◆ The task:
Reproduce the entries that follow precisely, setting aside any images.

+-------+

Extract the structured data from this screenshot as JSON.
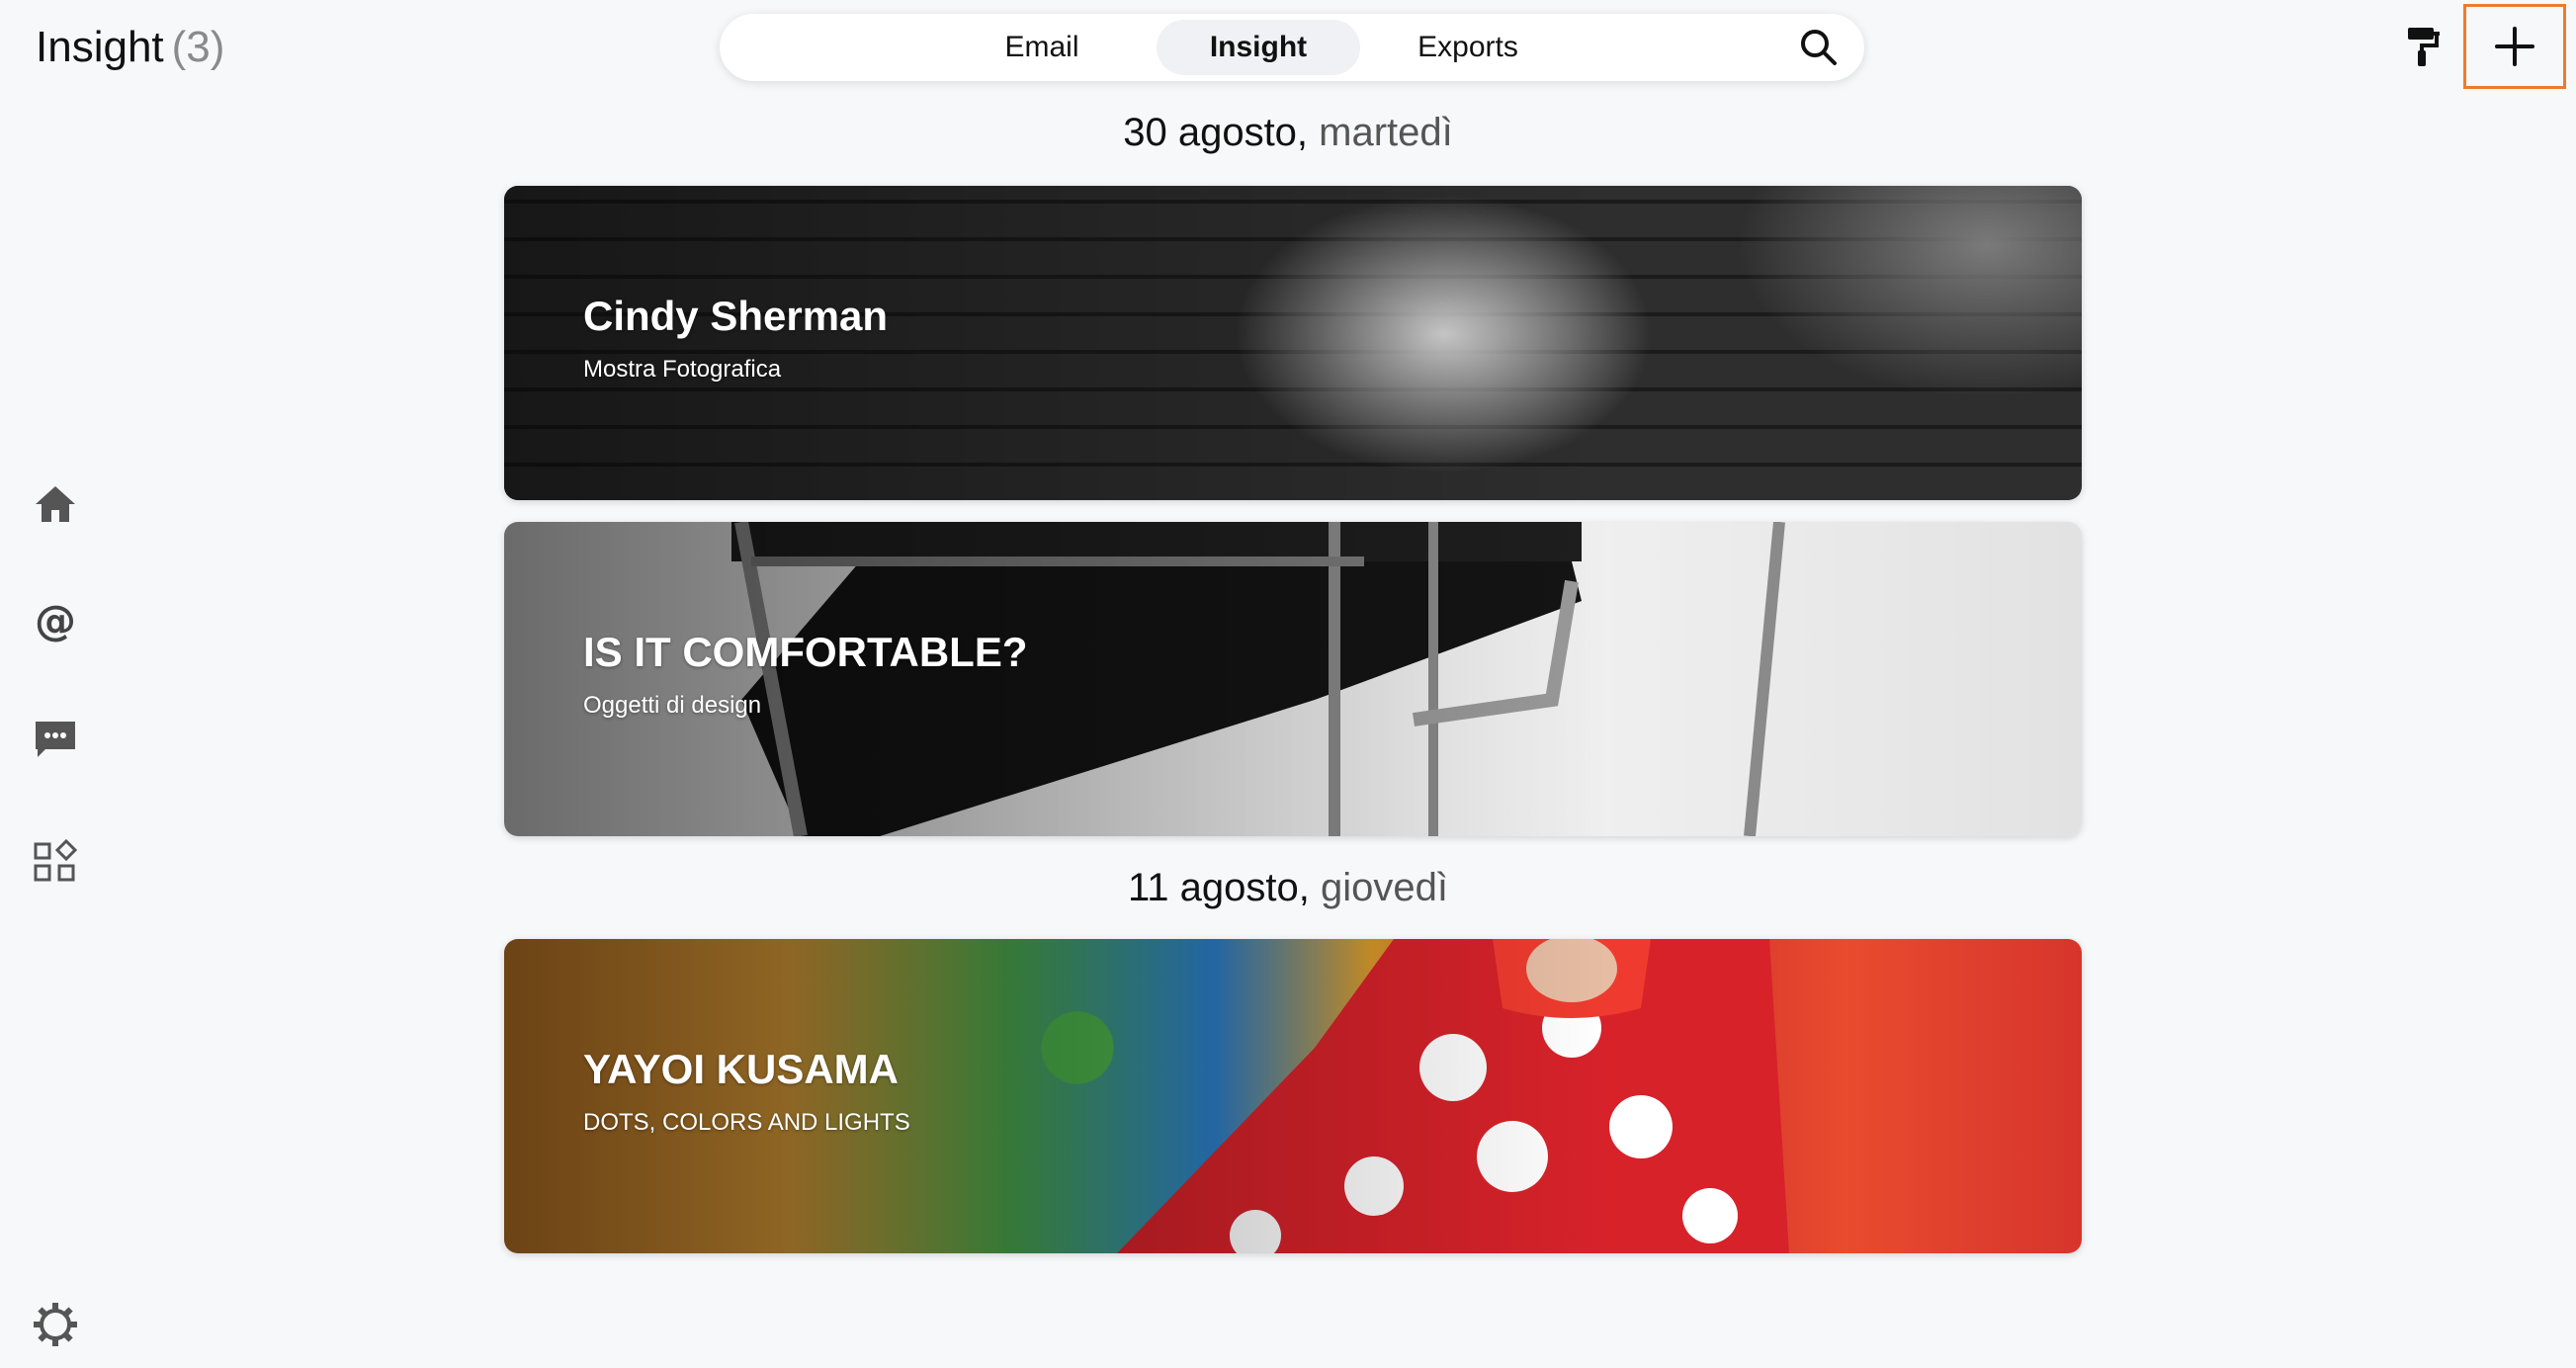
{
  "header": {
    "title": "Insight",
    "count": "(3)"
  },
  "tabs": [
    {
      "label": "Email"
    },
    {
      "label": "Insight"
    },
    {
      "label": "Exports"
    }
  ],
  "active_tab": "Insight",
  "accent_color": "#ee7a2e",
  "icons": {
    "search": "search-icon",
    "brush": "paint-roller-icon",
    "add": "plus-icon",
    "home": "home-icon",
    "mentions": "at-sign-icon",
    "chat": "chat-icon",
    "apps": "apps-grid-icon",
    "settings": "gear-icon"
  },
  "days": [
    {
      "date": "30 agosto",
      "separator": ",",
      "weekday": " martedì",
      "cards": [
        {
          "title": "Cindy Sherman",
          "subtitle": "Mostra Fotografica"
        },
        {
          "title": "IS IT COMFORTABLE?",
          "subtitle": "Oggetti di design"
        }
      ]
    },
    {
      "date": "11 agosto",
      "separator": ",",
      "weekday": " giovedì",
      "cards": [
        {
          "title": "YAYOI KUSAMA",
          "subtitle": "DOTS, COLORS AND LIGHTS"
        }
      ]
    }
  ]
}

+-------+

◆ Response to this task:
Extract the structured data from this screenshot as JSON.
{
  "header": {
    "title": "Insight",
    "count": "(3)"
  },
  "tabs": [
    {
      "label": "Email"
    },
    {
      "label": "Insight"
    },
    {
      "label": "Exports"
    }
  ],
  "active_tab": "Insight",
  "accent_color": "#ee7a2e",
  "icons": {
    "search": "search-icon",
    "brush": "paint-roller-icon",
    "add": "plus-icon",
    "home": "home-icon",
    "mentions": "at-sign-icon",
    "chat": "chat-icon",
    "apps": "apps-grid-icon",
    "settings": "gear-icon"
  },
  "days": [
    {
      "date": "30 agosto",
      "separator": ",",
      "weekday": " martedì",
      "cards": [
        {
          "title": "Cindy Sherman",
          "subtitle": "Mostra Fotografica"
        },
        {
          "title": "IS IT COMFORTABLE?",
          "subtitle": "Oggetti di design"
        }
      ]
    },
    {
      "date": "11 agosto",
      "separator": ",",
      "weekday": " giovedì",
      "cards": [
        {
          "title": "YAYOI KUSAMA",
          "subtitle": "DOTS, COLORS AND LIGHTS"
        }
      ]
    }
  ]
}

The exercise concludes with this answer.